(DAI Pathology and Diagnostics, Azienda Ospedaliera Universitaria Integrata (AOUI) University Hospital, Verona, Italy)
Ann Transplant 2014; 19:362-366
Kidneys with single or multiple tumors, provided that they have histological features recognized as being associated with low risk of recurrence, are considered suitable for transplantation. It is known that kidneys with multiple primary renal tumors show poor renal function and that function dramatically declines when tumors have a miliary configuration. Despite this, no guidelines are in place to differentiate between multifocal tumors and those that are miliary in nature.
Case Report: We report a case in which initial examination revealed papillary renal cell neoplasia in deceased donor kidneys, which were later confirmed on histological and genetic testing to be multiple and miliary in distribution. Gross examination showed closely opposed neoplasms, and on histological examination these were found to be papillary renal cell carcinomas and renal papillary adenomas. This ultimately led to the decision that both kidneys were unsuitable for transplantation.
Conclusions: At present there are no recommendations as to how tumor-bearing donor kidneys should be handled in order to determine if miliary neoplasia is present. From our case it is apparent that, in addition to obvious tumor nodules, at least 3 samples of cortex should be examined. This case highlights the important role of the pathologist in assessing donor kidneys with evidence of neoplasia.
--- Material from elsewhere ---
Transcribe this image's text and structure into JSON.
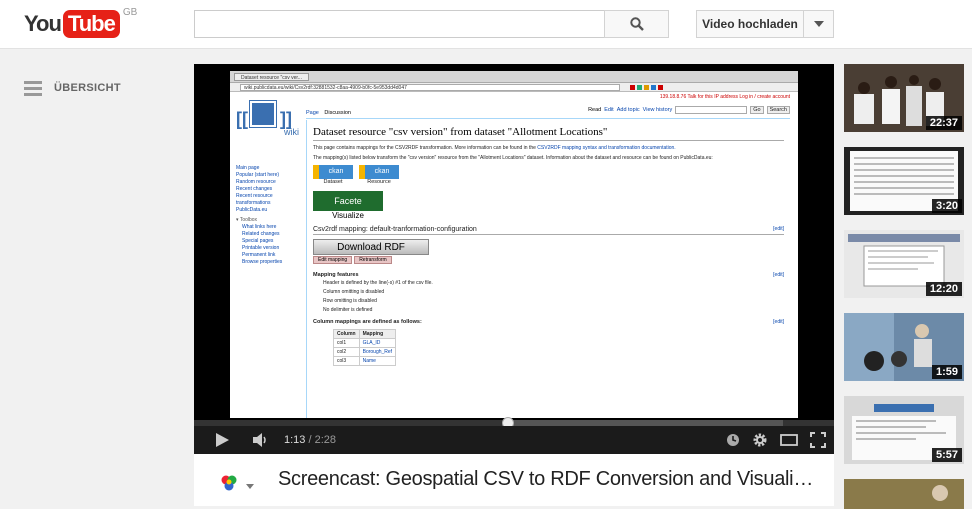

Keywords: Carcinoma, Renal Cell, multifocal renal cell carcinoma, Tissue Donors, Kidney Transplantation